■ **What is being asked**: Filter the entries below, keeping only lines with the word "Bình".

■ **Source records**:
▼
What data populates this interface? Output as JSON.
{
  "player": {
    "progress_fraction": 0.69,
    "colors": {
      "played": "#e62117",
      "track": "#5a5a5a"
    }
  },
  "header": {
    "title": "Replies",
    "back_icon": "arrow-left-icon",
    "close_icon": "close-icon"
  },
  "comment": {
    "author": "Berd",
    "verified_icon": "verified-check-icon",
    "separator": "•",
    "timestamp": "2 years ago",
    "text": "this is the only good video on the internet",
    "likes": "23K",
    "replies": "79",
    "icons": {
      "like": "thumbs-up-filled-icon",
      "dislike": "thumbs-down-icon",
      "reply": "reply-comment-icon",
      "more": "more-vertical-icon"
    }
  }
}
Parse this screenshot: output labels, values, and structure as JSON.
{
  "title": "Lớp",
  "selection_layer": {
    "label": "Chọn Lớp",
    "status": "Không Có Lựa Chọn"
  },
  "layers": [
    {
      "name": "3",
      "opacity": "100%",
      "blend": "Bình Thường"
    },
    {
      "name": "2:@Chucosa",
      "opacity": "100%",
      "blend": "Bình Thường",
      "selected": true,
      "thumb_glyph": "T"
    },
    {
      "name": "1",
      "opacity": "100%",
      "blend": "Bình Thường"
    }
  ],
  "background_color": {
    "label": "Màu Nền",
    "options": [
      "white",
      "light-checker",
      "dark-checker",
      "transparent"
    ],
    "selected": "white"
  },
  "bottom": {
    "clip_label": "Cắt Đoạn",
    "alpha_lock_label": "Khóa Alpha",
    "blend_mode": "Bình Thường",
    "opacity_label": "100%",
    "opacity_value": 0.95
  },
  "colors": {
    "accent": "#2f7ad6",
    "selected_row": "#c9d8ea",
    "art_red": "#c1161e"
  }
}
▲
■ **Response to this task**:
      "blend": "Bình Thường"
      "blend": "Bình Thường",
      "blend": "Bình Thường"
    "blend_mode": "Bình Thường",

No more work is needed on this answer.